- Migraine is usually experienced as a severe throbbing pain at the front or on one side of the head. Some people also have associated feelings of sickness and sensitivity to light and sound, sweating, tummy pain, feeling very hot or cold.
- Commonly lasts from a few hours to one or two days in some cases.
How is migraine diagnosed?
Your GP or therapist will ask you about history of any previous illnesses, family background, diet and lifestyle. They will ask for information about the headache, its length, duration, location, associated features, quality and causative factors.
- Medically there are various treatments available for relieving acute attacks, starting with over-the-counter painkillers such as paracetamol or ibuprofen. These are most effective if taken as early as possible into the attack, preferably in a soluble form.
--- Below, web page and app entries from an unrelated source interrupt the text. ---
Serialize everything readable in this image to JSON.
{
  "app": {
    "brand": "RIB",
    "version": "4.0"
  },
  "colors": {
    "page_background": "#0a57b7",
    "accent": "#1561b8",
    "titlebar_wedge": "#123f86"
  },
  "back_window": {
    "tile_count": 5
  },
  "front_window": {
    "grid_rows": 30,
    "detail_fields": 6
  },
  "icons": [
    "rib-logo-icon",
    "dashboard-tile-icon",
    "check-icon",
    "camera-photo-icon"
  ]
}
- Triptan medicines such as sumatriptan (Imigran orZomig). They cause the blood vessels around the brain to contract (narrow), as it is the dilating of blood vessels that causes the pain.
- There are also preventative medications such as Beta-blockers eg propranolol, amitriptyline (antidepressants)but are seen to be useful for migraines
- Identify and avoid trigger factors.
- Osteopathy – to look at the body structure, in particular the head and neck for areas of tension or restriction of movement to the neck, but often involves the back too. Often there are preventative measures that can be advised upon to help manage migraines
- Physiotherapy – looks at the structure of the neck restriction of movement.
- Acupuncture – looks both to relieve tension and pain felt from a migraine, often there are preventative measures that can be advised upon to help manage migraines.
New Treatment for Migraine
A new preventative drug - Erenumab, could help those suffering from the most hard-to-treat migraines. It is sometimes possible for people to use an “abortive” medication, which, when taken early, can arrest the migraine process. For many patients, a preventive medication can decrease both the frequency and the severity of the migraines. Researchers have been working for decades to develop a “targeted” preventive therapy specifically for migraine, and now we are finally close to having an exciting new treatment.
In a recent study, 246 people who had an episodic migraine were given injections of either 140 milligrams of Erenumab or a placebo once a month for three months. After three months, 30 percent of the people treated with Erenumab had half the number of headaches compared to 14 percent on placebo. Those treated with Erenumab also saw a reduction in the number of days they had headaches. The safety and tolerability of Erenumab was similar to placebo, and none of the participants taking Erenumab stopped treatment due to side effects.
Professor Uwe Reuter added: "Our results show that people who thought their migraines were difficult to prevent may actually have hope of finding pain relief. More research is now needed to understand who is most likely to benefit from this new treatment.”